NH Employment Discrimination – Many employees know that federal employment laws protect employees from discrimination and harassment based on certain categories, such including race, sex, pregnancy, age, disability or religion. Many are also aware that federal wage law ensures employees are paid at least minimum wage for working regular hours and extra for overtime. However, few employees appreciate that these same employment laws provide additional protection to those employees who have the courage to report or make a complaint to their employer about discrimination. The employment discrimination laws are intended to protect the employees who report their workplace problem to their employer first, before bringing the matter to court.
Protection for Reporting Discrimination
The federal anti-discrimination laws, such as Title VII, makes it unlawful for any employer to discriminate against an employee because she “opposed any practice made an unlawful employment practice by this [law], or because he has made a charge, testified, assisted, or participated in any manner in an investigation, proceeding, or hearing under this [law].”
Other federal employment laws provide similar protection:
- The Age Discrimination in Employment Act includes nearly identical language, prohibiting employer retaliation against employees for complaining of age discrimination.
- The Americans with Disabilities Act [ADA] also has this protection and adds that it is unlawful for an employer to “coerce, intimidate, threaten, or interfere with any individual in the exercise or enjoyment of, or on account of his or her having exercised or enjoyed, or on account of his or her having aided or encouraged any other individual in the exercise or enjoyment of, any right granted or protected” under the ADA.
- The Fair Labor Standards Act states it is illegal “to discharge or in any other manner discriminate against any employee because such employee has filed any complaint or instituted or caused to be instituted any proceeding under or related to [the FLSA].”

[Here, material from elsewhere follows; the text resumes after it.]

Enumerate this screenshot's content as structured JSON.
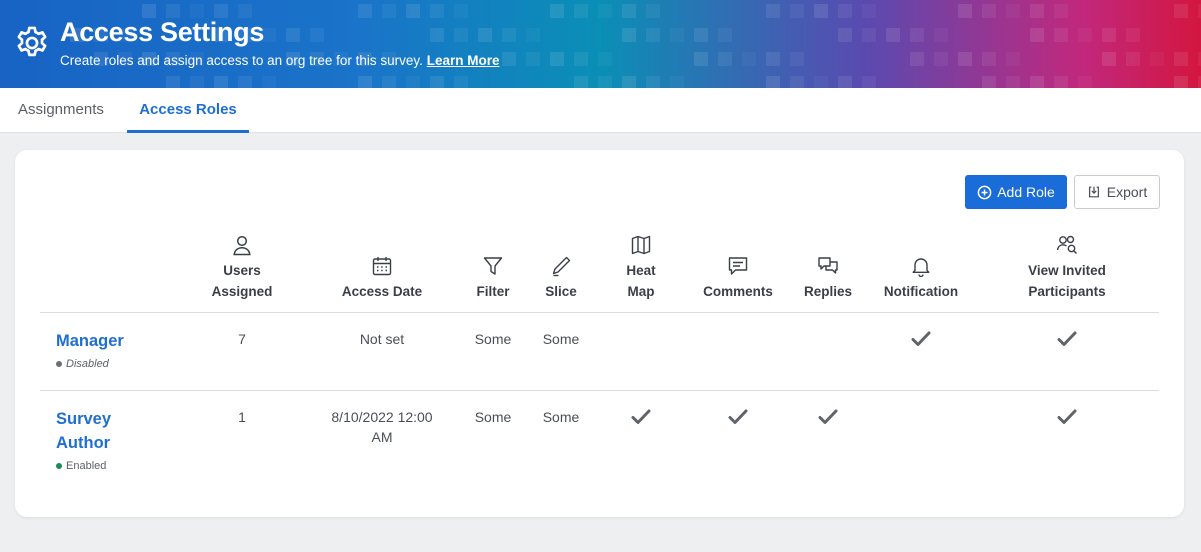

Reporting Discrimination is Helpful Evidence
When an employee is terminated due to his or her protected status (e.g. age, disability, race, sex, or religion) it is often difficult to prove that the employee’s protected status was the employer’s motivation for the termination. Instead of giving the real reason, employers state a “pretextual” or false reason for the termination, because employees know that the true reason is illegal. In these cases, it is very often much easier to show the employer’s true illegal motivation for the termination if the employee has submitted a written, polite report to the employer of the suspected unlawful treatment he or she is experiencing at work.

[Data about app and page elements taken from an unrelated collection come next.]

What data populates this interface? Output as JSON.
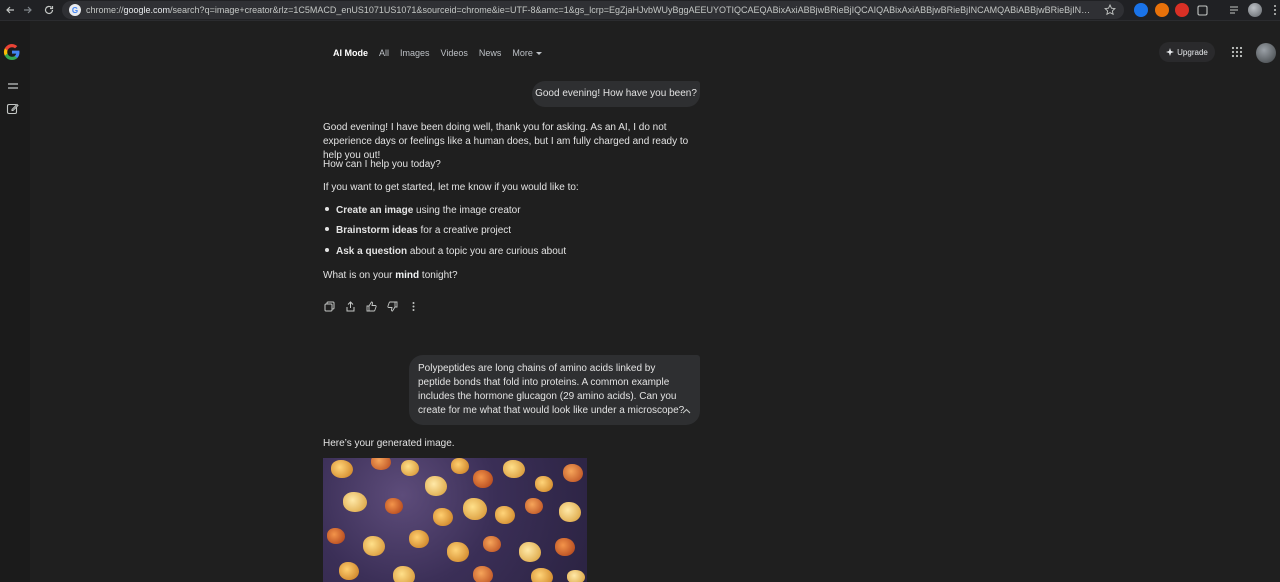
{
  "browser": {
    "url_prefix": "chrome://",
    "url_host": "google.com",
    "url_rest": "/search?q=image+creator&rlz=1C5MACD_enUS1071US1071&sourceid=chrome&ie=UTF-8&amc=1&gs_lcrp=EgZjaHJvbWUyBggAEEUYOTIQCAEQABixAxiABBjwBRieBjIQCAIQABixAxiABBjwBRieBjINCAMQABiABBjwBRieBjINCAQQABiABBjwBRieBjI..."
  },
  "tabs": [
    {
      "label": "AI Mode",
      "active": true
    },
    {
      "label": "All"
    },
    {
      "label": "Images"
    },
    {
      "label": "Videos"
    },
    {
      "label": "News"
    },
    {
      "label": "More"
    }
  ],
  "header": {
    "upgrade_label": "Upgrade"
  },
  "chat": {
    "user_msg_1": "Good evening! How have you been?",
    "resp_1_p1": "Good evening! I have been doing well, thank you for asking. As an AI, I do not experience days or feelings like a human does, but I am fully charged and ready to help you out!",
    "resp_1_p2": "How can I help you today?",
    "resp_1_p3": "If you want to get started, let me know if you would like to:",
    "list": [
      {
        "bold": "Create an image",
        "rest": " using the image creator"
      },
      {
        "bold": "Brainstorm ideas",
        "rest": " for a creative project"
      },
      {
        "bold": "Ask a question",
        "rest": " about a topic you are curious about"
      }
    ],
    "resp_1_p4_a": "What is on your ",
    "resp_1_p4_b": "mind",
    "resp_1_p4_c": " tonight?",
    "user_msg_2": "Polypeptides are long chains of amino acids linked by peptide bonds that fold into proteins. A common example includes the hormone glucagon (29 amino acids). Can you create for me what that would look like under a microscope?",
    "resp_2": "Here’s your generated image."
  },
  "icons": {
    "back": "arrow-left-icon",
    "forward": "arrow-right-icon",
    "reload": "reload-icon",
    "star": "star-icon",
    "menu": "menu-icon",
    "new_chat": "edit-icon",
    "copy": "copy-icon",
    "share": "share-icon",
    "thumbs_up": "thumbs-up-icon",
    "thumbs_down": "thumbs-down-icon",
    "more": "more-vert-icon",
    "apps": "apps-grid-icon"
  },
  "colors": {
    "background": "#1f1f1f",
    "bubble": "#2e2f31",
    "text": "#e3e3e3"
  }
}
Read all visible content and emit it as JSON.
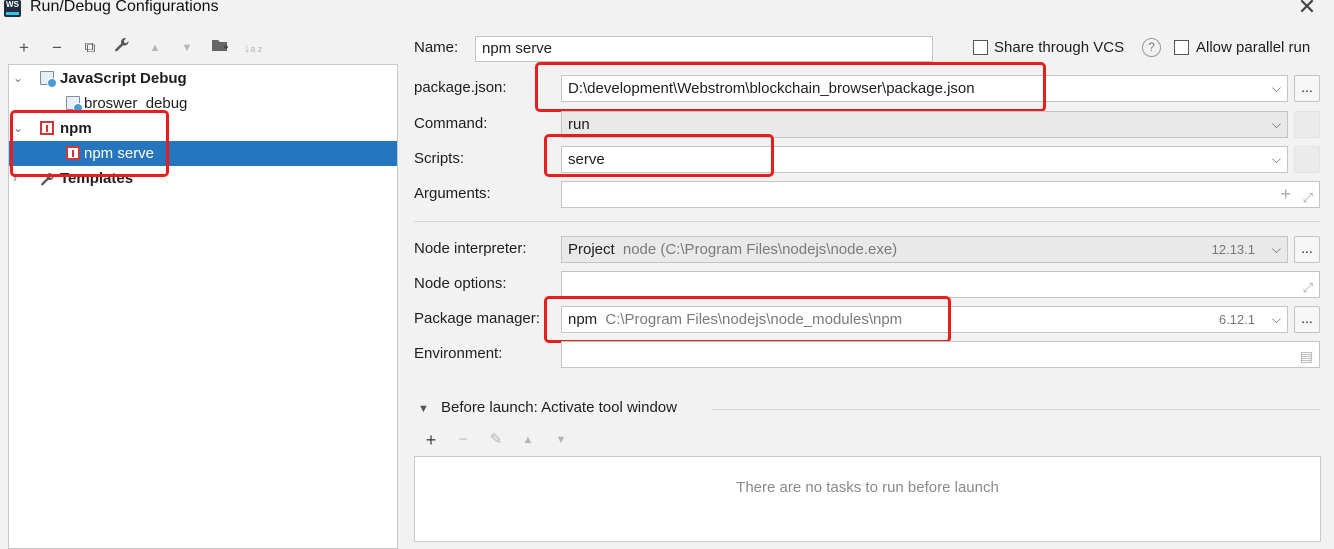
{
  "window": {
    "title": "Run/Debug Configurations",
    "app_icon_label": "WS"
  },
  "toolbar": {
    "add": "+",
    "remove": "−",
    "copy": "⧉",
    "edit": "🔧",
    "up": "▲",
    "down": "▼",
    "folder": "📁",
    "sort": "↓"
  },
  "tree": {
    "group1": "JavaScript Debug",
    "item1": "broswer_debug",
    "group2": "npm",
    "item2": "npm serve",
    "group3": "Templates"
  },
  "form": {
    "name_label": "Name:",
    "name_value": "npm serve",
    "share_label": "Share through VCS",
    "help": "?",
    "parallel_label": "Allow parallel run",
    "package_json_label": "package.json:",
    "package_json_value": "D:\\development\\Webstrom\\blockchain_browser\\package.json",
    "command_label": "Command:",
    "command_value": "run",
    "scripts_label": "Scripts:",
    "scripts_value": "serve",
    "arguments_label": "Arguments:",
    "arguments_value": "",
    "node_interpreter_label": "Node interpreter:",
    "node_interpreter_prefix": "Project",
    "node_interpreter_path": "node (C:\\Program Files\\nodejs\\node.exe)",
    "node_interpreter_version": "12.13.1",
    "node_options_label": "Node options:",
    "node_options_value": "",
    "package_manager_label": "Package manager:",
    "package_manager_prefix": "npm",
    "package_manager_path": "C:\\Program Files\\nodejs\\node_modules\\npm",
    "package_manager_version": "6.12.1",
    "environment_label": "Environment:",
    "environment_value": "",
    "browse": "..."
  },
  "before_launch": {
    "title": "Before launch: Activate tool window",
    "empty_message": "There are no tasks to run before launch",
    "add": "+",
    "remove": "−",
    "edit": "✎",
    "up": "▲",
    "down": "▼"
  },
  "colors": {
    "selection": "#2675bf",
    "highlight": "#e81e1e",
    "npm": "#cb3837"
  }
}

If you believe you have been the victim of employment discrimination, you should consult an experienced NH discrimination lawyer at Douglas, Leonard & Garvey, P.C. at (603) 288-1403 or fill out our online contact form.